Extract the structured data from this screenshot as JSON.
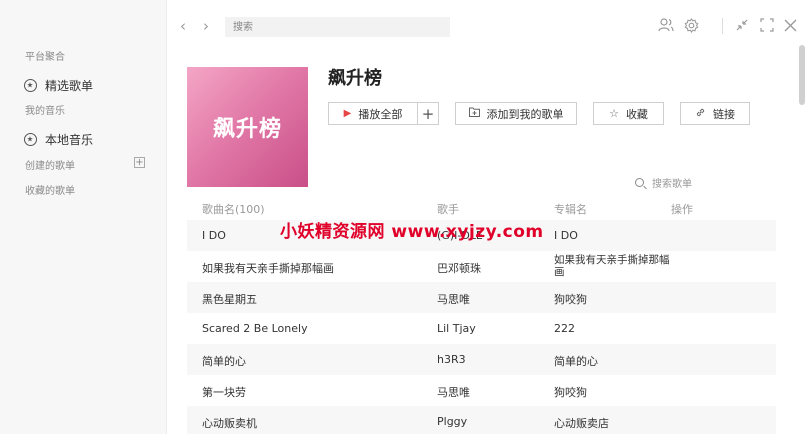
{
  "sidebar": {
    "section_platform": "平台聚合",
    "item_featured": "精选歌单",
    "section_my_music": "我的音乐",
    "item_local": "本地音乐",
    "section_created": "创建的歌单",
    "add_symbol": "+",
    "section_collected": "收藏的歌单"
  },
  "topbar": {
    "back": "‹",
    "forward": "›",
    "search_placeholder": "搜索"
  },
  "playlist": {
    "cover_text": "飙升榜",
    "title": "飙升榜",
    "play_all": "播放全部",
    "play_plus": "+",
    "add_to": "添加到我的歌单",
    "favorite": "收藏",
    "link": "链接",
    "search_songs": "搜索歌单"
  },
  "table": {
    "headers": [
      "歌曲名(100)",
      "歌手",
      "专辑名",
      "操作"
    ],
    "rows": [
      {
        "song": "I DO",
        "artist": "(G)I-DLE",
        "album": "I DO"
      },
      {
        "song": "如果我有天亲手撕掉那幅画",
        "artist": "巴邓顿珠",
        "album": "如果我有天亲手撕掉那幅画"
      },
      {
        "song": "黑色星期五",
        "artist": "马思唯",
        "album": "狗咬狗"
      },
      {
        "song": "Scared 2 Be Lonely",
        "artist": "Lil Tjay",
        "album": "222"
      },
      {
        "song": "简单的心",
        "artist": "h3R3",
        "album": "简单的心"
      },
      {
        "song": "第一块劳",
        "artist": "马思唯",
        "album": "狗咬狗"
      },
      {
        "song": "心动贩卖机",
        "artist": "Plggy",
        "album": "心动贩卖店"
      }
    ]
  },
  "watermark": "小妖精资源网 www.xyjzy.com",
  "colors": {
    "accent_red": "#e54646",
    "cover_pink": "#e27aa8",
    "watermark_red": "#e0002a"
  }
}
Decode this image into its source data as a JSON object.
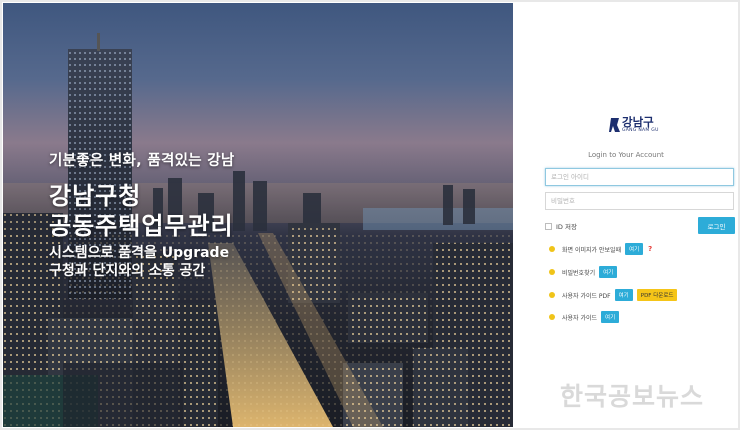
{
  "hero": {
    "tagline": "기분좋은 변화, 품격있는 강남",
    "title_line1": "강남구청",
    "title_line2": "공동주택업무관리",
    "sub_line1": "시스템으로 품격을 Upgrade",
    "sub_line2": "구청과 단지와의 소통 공간"
  },
  "logo": {
    "name": "강남구",
    "english": "GANG NAM GU"
  },
  "login": {
    "subtitle": "Login to Your Account",
    "id_placeholder": "로그인 아이디",
    "pw_placeholder": "비밀번호",
    "save_id_label": "ID 저장",
    "login_button": "로그인"
  },
  "help": [
    {
      "label": "화면 이미지가 안보일때",
      "button": "여기",
      "extra": "?"
    },
    {
      "label": "비밀번호찾기",
      "button": "여기"
    },
    {
      "label": "사용자 가이드 PDF",
      "button": "여기",
      "extra_button": "PDF 다운로드"
    },
    {
      "label": "사용자 가이드",
      "button": "여기"
    }
  ],
  "watermark": "한국공보뉴스",
  "colors": {
    "accent": "#2dacd8",
    "bullet": "#f0c419",
    "pdf": "#f5c518",
    "brand": "#1d2f6f"
  }
}
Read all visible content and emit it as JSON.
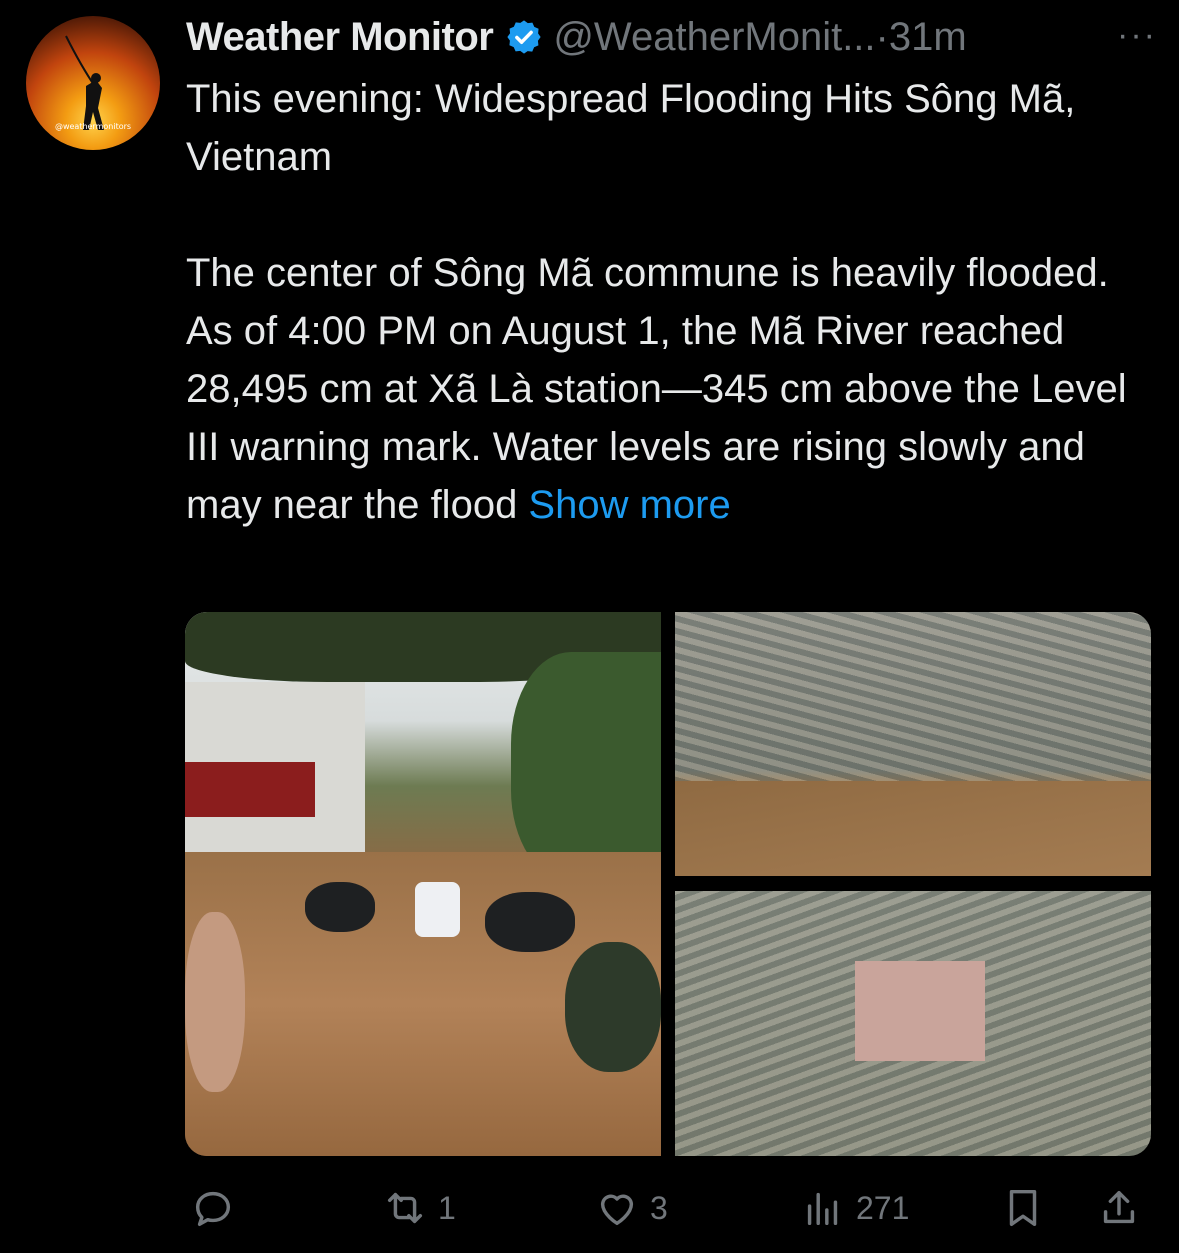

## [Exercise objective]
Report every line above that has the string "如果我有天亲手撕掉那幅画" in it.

## [Task result]
        "song": "如果我有天亲手撕掉那幅画",
        "album": "如果我有天亲手撕掉那幅画"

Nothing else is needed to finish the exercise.